• **Work instructions**
Please copy each line of the listing below in which the word "JSON" appears.

+ + + + + + +

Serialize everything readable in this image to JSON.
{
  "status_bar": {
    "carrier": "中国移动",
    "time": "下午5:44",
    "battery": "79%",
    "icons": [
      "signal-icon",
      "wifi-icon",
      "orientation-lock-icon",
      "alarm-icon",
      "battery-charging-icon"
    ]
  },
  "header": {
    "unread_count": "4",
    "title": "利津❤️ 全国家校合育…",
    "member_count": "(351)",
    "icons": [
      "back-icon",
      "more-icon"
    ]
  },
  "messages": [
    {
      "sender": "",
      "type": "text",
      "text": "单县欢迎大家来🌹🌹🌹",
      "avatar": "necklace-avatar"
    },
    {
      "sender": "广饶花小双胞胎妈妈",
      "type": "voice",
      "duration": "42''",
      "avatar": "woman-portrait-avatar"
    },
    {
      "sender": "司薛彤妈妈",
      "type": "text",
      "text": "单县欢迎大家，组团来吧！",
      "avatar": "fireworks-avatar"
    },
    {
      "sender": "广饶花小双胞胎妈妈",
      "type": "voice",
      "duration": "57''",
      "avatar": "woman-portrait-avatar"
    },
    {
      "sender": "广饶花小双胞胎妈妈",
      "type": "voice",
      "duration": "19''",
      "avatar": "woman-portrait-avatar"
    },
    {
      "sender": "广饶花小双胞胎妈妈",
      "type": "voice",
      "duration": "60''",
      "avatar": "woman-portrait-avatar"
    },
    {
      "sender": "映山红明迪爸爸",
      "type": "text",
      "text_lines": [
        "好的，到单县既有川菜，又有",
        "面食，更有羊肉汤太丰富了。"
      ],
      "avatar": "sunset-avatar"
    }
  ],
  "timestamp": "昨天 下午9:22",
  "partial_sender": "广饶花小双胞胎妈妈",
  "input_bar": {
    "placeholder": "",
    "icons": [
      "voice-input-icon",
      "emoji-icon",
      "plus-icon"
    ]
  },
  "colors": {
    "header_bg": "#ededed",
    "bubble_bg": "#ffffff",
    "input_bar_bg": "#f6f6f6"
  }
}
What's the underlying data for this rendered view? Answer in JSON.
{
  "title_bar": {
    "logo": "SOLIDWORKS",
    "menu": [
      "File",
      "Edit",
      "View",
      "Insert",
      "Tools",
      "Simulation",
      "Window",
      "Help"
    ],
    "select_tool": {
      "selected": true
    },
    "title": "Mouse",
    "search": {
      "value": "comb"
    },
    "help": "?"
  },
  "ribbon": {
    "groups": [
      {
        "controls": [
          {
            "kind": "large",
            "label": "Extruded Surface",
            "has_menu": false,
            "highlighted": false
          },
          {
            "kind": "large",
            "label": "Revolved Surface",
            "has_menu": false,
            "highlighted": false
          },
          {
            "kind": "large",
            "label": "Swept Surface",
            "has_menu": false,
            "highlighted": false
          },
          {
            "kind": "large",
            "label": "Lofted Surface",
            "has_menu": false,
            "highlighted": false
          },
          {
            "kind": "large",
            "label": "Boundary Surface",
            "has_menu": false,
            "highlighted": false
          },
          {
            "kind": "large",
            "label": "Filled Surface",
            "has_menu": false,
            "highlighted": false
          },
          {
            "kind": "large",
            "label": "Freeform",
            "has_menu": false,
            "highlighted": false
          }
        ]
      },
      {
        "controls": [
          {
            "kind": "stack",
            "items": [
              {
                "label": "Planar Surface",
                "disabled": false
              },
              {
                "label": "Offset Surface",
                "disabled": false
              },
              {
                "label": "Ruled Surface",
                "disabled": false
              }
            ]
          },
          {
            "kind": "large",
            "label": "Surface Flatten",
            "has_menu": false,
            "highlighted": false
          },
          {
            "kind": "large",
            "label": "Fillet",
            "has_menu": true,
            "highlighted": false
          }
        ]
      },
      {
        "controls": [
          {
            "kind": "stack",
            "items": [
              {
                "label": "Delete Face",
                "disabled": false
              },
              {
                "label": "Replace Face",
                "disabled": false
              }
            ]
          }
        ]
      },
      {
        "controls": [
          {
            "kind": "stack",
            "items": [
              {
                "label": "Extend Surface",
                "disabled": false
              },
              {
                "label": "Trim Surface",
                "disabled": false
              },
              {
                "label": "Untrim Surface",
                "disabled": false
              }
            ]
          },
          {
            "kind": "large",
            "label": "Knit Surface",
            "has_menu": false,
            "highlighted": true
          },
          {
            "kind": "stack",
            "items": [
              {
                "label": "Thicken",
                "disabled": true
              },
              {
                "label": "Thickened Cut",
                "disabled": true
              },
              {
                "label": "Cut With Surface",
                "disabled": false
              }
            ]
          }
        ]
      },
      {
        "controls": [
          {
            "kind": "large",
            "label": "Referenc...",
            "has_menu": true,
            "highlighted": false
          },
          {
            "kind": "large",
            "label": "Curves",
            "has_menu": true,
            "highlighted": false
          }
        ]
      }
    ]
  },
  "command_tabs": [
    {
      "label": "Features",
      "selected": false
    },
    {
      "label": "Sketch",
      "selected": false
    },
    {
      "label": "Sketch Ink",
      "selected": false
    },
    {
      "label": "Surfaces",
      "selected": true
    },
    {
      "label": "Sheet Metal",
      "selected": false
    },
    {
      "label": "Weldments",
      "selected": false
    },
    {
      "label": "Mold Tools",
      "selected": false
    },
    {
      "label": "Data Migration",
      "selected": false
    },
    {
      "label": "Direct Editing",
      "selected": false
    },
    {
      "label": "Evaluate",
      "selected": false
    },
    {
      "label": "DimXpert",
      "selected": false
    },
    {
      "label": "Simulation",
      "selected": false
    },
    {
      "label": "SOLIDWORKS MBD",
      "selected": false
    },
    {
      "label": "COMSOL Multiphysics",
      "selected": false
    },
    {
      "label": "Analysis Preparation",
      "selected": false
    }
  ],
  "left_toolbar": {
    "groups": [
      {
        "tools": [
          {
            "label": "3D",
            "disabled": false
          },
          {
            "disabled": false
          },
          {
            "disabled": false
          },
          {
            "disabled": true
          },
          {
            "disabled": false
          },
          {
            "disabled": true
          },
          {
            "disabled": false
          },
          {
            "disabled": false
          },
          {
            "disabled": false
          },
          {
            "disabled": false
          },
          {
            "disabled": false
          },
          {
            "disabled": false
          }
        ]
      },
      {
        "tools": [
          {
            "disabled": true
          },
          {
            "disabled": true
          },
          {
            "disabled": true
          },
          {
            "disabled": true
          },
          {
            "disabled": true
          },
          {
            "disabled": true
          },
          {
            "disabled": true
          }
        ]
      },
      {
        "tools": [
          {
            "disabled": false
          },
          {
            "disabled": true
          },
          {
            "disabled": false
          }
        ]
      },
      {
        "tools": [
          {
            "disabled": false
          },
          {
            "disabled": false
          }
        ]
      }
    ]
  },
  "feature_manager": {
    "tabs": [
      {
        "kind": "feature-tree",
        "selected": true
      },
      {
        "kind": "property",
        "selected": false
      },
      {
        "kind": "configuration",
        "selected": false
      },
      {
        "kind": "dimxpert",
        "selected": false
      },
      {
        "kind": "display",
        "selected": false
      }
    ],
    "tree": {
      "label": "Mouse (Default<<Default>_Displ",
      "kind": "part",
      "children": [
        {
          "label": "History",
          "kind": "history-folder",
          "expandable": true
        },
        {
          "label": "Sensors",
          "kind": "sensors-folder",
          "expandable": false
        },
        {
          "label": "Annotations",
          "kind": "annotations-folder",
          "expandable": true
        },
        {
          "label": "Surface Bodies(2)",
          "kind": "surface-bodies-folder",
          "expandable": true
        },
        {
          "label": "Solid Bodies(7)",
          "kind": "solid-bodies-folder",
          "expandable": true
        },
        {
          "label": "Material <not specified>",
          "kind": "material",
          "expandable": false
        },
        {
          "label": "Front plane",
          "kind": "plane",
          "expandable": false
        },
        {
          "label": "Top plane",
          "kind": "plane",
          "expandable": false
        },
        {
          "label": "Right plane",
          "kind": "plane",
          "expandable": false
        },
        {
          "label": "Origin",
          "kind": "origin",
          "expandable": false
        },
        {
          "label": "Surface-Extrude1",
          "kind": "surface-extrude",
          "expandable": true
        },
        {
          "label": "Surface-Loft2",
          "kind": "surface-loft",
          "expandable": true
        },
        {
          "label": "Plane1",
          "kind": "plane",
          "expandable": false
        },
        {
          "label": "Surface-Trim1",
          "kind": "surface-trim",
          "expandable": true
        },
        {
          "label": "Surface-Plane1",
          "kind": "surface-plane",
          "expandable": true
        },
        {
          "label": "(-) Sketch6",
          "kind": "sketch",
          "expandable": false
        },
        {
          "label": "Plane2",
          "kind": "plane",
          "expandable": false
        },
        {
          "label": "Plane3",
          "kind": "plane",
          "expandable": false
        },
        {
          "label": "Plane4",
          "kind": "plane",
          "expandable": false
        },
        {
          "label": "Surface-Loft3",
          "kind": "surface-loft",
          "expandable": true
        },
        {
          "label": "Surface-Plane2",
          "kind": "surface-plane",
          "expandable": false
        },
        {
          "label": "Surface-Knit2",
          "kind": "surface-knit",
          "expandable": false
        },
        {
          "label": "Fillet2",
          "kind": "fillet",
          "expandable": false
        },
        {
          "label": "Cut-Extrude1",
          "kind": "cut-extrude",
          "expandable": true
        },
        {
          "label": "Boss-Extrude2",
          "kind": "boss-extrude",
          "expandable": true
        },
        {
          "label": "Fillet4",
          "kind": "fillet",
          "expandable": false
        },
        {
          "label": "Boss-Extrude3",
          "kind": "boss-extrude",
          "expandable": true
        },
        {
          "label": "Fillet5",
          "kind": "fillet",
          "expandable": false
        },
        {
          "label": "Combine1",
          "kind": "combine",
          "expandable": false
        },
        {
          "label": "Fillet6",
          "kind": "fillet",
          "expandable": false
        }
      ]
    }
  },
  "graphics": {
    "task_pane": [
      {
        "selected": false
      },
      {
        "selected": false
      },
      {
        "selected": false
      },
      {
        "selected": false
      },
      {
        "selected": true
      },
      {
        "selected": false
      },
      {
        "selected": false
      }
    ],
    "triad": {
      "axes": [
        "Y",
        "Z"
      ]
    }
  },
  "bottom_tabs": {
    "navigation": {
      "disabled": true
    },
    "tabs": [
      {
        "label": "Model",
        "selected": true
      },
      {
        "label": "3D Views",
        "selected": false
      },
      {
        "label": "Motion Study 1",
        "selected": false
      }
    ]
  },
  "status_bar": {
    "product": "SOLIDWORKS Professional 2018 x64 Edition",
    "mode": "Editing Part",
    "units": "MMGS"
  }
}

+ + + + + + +

• **Final answer**
Serialize everything readable in this image to JSON.
What's the underlying data for this rendered view? Answer in JSON.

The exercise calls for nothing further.